The Highlights
Dull animation: The first two arcs look barely passable.
Japanese mythology: Folklore set in historical periods serves as the hook.
The medicine seller: His story is the lone highlight that redeems the entire series.

Ayakashi: Japanese Classic Horror debuted as only the third anime in Fuji Television‘s then new and experimental late night timeslot, Noitamina. The series recounts three distinct short stories loosely tied together by the subject of vintage Japanese supernatural folklore, providing three opportunities for different production staffs to showcase their particular styles and creative mettle. Two of the tales turned in mediocre play adaptations hamstrung by obvious animation shortcomings and unimaginative presentation. The third team combined a suspenseful story, acute attention to detail, and unmatched aesthetic flourish that, in this critic’s eyes, saved the entire project.

The opening bid, “Yotsuya Ghost Story”, is adapted from a famous Japanese play from 1825, the same play that inspired The Ring. The story is about two men who gain wealth and status through unsavory methods, but a curse by a poisoned woman haunts their every step. Despite being a ghost story, the way the events are conveyed carries absolutely no fear or suspense. For one, the dodgy animation poorly distinguished between similar looking characters, and scenes like swarms of rats attacking people or bloody stabbings are muddled by sloppy drawings and flat camera work. Another major problem is that we’re told events are scary instead of being made to believe they are. Segments break the 4th wall when a playwright informs us viewers of “creepy” circumstances surrounding live action productions of the play, but these segments add little in the way of suspense and instead confuse us because they’re unconnected to the main story. In general, the presentation of this arc is terribly disappointing.

Next is “Goddess of the Dark Tower”. Also an adaptation of a classic play, it tells the tried and true story of forbidden love; one between a well-meaning everyman who serves a buffoonish noble, and a powerful man-eating goddess who lives in a castle with her spirit retainers. The animation is scarcely improved from the previous arc, but is better overall simply because the characters have more charisma than a cardboard box. Everything plays out predictably, and the big battles between the lord’s men and the castle guardians lack visual oomph, but in the end I did nominally care about the fate of the star-crossed lovers.
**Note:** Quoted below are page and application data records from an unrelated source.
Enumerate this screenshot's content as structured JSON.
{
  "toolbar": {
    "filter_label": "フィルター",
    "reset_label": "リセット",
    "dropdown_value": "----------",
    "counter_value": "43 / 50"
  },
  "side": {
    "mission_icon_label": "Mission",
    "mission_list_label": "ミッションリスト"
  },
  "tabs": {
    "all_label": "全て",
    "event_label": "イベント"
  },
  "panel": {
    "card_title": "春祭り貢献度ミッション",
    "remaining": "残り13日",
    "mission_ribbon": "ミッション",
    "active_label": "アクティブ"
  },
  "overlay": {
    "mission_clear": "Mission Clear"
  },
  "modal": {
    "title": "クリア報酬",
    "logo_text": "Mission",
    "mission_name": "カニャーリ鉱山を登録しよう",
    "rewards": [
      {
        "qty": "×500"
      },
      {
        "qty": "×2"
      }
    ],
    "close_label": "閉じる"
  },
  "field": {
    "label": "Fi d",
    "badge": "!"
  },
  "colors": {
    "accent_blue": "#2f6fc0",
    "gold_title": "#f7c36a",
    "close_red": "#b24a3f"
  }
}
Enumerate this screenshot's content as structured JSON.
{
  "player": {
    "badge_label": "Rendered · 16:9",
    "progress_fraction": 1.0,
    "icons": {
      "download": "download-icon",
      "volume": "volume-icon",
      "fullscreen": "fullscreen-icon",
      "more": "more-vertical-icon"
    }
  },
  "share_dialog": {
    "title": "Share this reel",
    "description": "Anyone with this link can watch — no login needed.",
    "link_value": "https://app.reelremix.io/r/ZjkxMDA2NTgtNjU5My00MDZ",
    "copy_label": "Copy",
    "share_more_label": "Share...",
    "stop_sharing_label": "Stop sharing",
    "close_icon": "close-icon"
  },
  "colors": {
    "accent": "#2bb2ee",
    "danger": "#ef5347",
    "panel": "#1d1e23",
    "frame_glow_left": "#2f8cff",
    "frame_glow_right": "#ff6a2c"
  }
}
It’s just as well that both preceding arcs are best forgotten since “Goblin Cat” is far and away the best story of the three. In contrast to the previous stories, this one displays the strengths of an animated screenplay not tied down by live stage conventions, delivering one of the most stylistically inventive and sensory engaging animated TV arcs I’ve ever seen. It’s about a wandering medicine seller who happens across a wedding ruined by seriously bad mojo, but in exorcising the spirit he uncovers more than one demon in the process. Playing out like a supernatural murder mystery, the star of the case is the unnamed medicine seller. He looks like a gypsy, but carries a quiet, composed confidence that is immediately attractive. The art direction in this segment takes several leaps forward, featuring spectacular collages of textures and colors, yet the nuanced screenplay understands when to tone down the picture and when to crank it up. It builds anticipation for most of the story by making the goblin cat invisible, but when it finally attacks it practically leaps off of the screen. Terrific utilization of music and sound effects add big punch to each twist of the script as it slowly peels back layers of secrets. All these elements together create a delightfully playful, grotesque, and at last, truly horrifying experience.

I count Ayakashi: Japanese Classic Horror as a successful experiment. While “Yotsuya Ghost Story” and “Goddess of the Dark Tower” are chores to watch, “Goblin Cat is special” with a capital “S”. It impressed audiences and producers in Japan enough to earn a full series spinoff, Mononoke, featuring more riveting cases of the medicine seller. Beyond spawning one of the finest works of animated television to grace Noitamina, the concept behind Ayakashi is novel enough to warrant a viewing.

The Rating: 6

Reviewed by: kadian1364

Top of page